Higher exemption limits for individuals likely under DTC
June, 21st 2010
Taxpayers could get additional relief under the proposed overhaul of the countrys tax laws, with the finance ministry exploring options to raise the personal income tax threshold to compensate them for high prices.
There is a case for increasing the income tax threshold, a finance ministry official said, adding that high prices were a source of worry for taxpayers.
At present, taxpayers do not have to pay income tax on annual income up to Rs 1,60,000 and the draft direct tax code (DTC) unveiled in August last year had kept this figure intact. But stubbornly high inflation is causing the government to have a rethink and consider amending it in the final DTC.
The proposal, still at an initial stage, involves increasing the income tax threshold by up to Rs 40,000. This could help taxpayers save as much as Rs 4,120 in taxes per year every Rs 10,000 increase in the threshold amounts to a saving of Rs 1,030.
However, the official said the final exemption limit will be based on the governments overall revenue implications, with a decision taken later when the tax slabs are worked out.
Retail inflation, as measured by the consumer price index for industrial workers, was at 13.33% in April. This is significantly higher than wholesale price index inflation, which was at 10.12% in May. Food inflation is running at 16.12%.
The revised draft, released last week, has already given significant reprieve to individual taxpayers by retaining the tax exemption for long-term saving schemes and delinking valuation of perks from market rates. But the finance ministry plans to compensate these revenue giveaways by tightening the liberal tax slabs.
Nothing comes free of cost. The threshold will have to be calibrated with the income-tax slabs and the revenue giveaways, said Kuldip Kumar, executive director at PwC.

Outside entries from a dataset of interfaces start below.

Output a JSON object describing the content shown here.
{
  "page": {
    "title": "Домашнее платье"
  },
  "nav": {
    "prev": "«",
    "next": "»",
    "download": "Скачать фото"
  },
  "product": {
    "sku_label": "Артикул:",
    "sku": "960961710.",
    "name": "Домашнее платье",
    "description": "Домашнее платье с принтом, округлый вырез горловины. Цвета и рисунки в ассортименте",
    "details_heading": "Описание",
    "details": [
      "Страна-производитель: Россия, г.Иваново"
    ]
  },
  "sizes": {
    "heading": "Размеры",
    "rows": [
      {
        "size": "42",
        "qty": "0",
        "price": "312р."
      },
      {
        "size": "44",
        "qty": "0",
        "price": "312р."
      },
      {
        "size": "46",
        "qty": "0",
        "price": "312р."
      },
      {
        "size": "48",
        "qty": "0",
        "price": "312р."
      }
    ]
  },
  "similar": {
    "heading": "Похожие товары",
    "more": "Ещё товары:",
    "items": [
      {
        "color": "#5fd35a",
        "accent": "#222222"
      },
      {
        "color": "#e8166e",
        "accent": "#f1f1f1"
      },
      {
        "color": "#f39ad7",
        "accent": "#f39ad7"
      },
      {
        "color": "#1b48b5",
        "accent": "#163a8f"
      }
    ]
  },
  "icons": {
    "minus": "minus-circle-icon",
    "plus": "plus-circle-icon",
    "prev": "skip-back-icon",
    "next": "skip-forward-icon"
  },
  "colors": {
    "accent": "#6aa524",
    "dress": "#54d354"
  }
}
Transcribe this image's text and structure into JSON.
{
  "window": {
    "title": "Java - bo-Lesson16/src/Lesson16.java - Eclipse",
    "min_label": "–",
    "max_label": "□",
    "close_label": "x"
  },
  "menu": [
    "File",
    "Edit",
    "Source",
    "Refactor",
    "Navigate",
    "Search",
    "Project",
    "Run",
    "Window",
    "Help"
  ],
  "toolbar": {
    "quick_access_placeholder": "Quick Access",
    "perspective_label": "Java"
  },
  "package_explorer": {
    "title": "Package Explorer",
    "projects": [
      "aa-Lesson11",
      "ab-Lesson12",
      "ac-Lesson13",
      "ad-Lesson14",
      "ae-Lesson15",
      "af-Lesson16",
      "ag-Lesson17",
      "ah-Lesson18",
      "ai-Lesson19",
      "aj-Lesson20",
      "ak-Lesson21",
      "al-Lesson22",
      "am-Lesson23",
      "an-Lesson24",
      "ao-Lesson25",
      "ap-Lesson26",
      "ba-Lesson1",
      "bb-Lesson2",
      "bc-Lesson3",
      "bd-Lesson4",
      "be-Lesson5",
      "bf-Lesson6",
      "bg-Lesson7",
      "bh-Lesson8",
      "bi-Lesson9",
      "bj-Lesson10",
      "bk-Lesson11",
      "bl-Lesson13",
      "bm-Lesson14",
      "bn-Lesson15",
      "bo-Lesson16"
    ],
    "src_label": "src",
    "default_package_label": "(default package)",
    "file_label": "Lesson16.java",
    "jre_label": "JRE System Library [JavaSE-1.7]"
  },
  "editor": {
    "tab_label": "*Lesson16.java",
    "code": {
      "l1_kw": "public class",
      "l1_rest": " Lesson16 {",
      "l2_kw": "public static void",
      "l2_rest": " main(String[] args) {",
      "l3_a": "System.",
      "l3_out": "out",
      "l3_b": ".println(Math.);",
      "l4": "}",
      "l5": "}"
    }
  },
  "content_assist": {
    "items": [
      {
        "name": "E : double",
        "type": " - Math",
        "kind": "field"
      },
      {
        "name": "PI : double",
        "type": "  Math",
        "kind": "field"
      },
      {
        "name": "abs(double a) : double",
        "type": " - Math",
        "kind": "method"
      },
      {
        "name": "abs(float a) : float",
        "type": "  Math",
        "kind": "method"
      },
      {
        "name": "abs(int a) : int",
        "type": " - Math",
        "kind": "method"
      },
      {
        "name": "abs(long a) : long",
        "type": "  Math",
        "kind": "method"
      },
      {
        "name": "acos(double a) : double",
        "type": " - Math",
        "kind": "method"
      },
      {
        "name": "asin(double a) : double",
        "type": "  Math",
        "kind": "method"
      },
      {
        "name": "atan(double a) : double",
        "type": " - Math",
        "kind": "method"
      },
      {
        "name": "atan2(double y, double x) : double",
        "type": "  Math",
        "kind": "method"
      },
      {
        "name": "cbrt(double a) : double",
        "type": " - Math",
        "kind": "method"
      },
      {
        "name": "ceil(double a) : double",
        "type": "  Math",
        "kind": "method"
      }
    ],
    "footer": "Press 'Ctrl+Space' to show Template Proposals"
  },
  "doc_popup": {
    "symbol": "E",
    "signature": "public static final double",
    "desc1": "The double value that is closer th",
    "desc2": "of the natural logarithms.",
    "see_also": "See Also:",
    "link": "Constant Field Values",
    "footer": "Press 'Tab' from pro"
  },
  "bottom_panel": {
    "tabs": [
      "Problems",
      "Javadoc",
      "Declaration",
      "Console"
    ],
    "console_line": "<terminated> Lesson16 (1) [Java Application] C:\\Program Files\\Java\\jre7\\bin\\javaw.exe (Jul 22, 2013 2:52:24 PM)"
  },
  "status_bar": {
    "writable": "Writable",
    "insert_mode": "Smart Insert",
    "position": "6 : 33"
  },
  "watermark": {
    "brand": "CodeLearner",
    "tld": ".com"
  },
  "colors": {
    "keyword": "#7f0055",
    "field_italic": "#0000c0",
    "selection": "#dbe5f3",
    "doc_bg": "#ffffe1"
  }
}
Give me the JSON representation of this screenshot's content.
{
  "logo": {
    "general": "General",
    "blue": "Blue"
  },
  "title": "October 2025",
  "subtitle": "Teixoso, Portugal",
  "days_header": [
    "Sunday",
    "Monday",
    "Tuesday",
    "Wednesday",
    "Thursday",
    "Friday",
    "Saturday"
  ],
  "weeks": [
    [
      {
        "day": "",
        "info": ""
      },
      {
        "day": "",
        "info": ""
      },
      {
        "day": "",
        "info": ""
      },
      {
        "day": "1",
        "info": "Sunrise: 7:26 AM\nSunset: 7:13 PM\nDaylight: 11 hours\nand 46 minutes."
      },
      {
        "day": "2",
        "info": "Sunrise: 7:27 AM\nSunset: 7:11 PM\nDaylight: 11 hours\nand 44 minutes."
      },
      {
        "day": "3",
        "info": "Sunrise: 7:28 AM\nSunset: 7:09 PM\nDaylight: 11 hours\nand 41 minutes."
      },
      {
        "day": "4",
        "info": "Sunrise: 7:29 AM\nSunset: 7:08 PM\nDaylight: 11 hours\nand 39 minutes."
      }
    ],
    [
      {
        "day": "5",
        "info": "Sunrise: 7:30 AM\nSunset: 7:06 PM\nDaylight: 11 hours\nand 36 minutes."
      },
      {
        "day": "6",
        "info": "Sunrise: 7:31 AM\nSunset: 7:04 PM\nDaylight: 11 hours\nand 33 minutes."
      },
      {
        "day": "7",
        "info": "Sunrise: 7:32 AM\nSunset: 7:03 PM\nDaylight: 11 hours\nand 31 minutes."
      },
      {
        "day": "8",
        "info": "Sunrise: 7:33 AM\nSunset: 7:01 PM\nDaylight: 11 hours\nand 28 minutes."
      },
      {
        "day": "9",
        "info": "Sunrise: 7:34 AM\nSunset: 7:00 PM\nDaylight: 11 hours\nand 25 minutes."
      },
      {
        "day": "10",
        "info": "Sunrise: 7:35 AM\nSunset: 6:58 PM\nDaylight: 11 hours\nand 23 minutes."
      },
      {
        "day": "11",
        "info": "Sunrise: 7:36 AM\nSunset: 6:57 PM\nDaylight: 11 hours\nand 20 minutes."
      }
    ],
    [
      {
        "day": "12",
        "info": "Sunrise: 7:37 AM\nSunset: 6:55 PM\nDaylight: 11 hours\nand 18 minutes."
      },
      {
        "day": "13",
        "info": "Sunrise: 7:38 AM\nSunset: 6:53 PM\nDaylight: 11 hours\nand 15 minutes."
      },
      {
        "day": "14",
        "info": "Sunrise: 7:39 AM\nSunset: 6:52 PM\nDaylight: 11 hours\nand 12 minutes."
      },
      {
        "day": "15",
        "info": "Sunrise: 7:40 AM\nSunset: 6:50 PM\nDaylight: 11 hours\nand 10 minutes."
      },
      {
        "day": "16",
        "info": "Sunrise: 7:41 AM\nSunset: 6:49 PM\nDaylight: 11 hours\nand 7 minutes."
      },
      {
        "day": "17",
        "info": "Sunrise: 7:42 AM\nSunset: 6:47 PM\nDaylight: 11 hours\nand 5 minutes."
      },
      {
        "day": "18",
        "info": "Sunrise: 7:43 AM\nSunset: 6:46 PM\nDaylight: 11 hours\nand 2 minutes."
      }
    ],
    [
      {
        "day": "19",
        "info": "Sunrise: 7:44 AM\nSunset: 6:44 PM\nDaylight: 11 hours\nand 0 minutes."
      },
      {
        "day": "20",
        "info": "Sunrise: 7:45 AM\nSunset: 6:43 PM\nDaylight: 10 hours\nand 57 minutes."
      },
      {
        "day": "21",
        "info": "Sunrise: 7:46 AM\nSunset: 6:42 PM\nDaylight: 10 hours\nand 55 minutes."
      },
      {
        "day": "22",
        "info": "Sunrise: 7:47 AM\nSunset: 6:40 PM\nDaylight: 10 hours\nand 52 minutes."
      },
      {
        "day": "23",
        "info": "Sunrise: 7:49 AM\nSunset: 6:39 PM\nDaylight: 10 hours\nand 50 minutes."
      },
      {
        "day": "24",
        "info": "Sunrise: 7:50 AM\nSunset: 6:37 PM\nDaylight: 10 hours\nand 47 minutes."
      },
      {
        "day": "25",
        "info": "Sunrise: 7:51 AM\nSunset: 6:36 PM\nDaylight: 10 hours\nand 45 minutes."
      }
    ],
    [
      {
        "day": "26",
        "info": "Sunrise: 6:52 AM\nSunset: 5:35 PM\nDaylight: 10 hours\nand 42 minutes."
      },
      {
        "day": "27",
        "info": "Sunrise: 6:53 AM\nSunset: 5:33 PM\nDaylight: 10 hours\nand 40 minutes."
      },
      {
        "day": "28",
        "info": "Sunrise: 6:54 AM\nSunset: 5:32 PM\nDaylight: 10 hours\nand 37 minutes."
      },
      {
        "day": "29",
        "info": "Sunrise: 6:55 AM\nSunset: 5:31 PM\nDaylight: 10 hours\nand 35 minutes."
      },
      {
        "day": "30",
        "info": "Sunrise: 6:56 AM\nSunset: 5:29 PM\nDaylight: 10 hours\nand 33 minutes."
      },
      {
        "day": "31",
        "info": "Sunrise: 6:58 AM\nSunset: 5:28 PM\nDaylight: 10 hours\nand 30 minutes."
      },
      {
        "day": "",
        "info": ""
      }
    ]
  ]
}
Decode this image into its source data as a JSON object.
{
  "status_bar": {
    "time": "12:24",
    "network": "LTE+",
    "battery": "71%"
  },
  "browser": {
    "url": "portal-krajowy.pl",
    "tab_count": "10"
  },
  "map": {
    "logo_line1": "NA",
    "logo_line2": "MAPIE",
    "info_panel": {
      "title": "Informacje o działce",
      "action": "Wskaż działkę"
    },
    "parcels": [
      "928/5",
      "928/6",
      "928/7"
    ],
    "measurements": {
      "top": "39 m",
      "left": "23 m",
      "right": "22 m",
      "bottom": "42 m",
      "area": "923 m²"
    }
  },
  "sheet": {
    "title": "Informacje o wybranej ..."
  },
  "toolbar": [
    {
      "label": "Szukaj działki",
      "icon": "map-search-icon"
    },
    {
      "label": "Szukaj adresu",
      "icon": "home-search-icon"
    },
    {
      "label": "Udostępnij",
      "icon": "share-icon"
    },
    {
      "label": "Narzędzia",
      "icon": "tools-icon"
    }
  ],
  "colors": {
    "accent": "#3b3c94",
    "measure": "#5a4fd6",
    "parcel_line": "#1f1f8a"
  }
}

The income-tax exemption limit was last revised by finance minister Pranab Mukherjee in Budget 2009-10, although in the last Budget he rewarded taxpayers by re-jigging the tax slabs.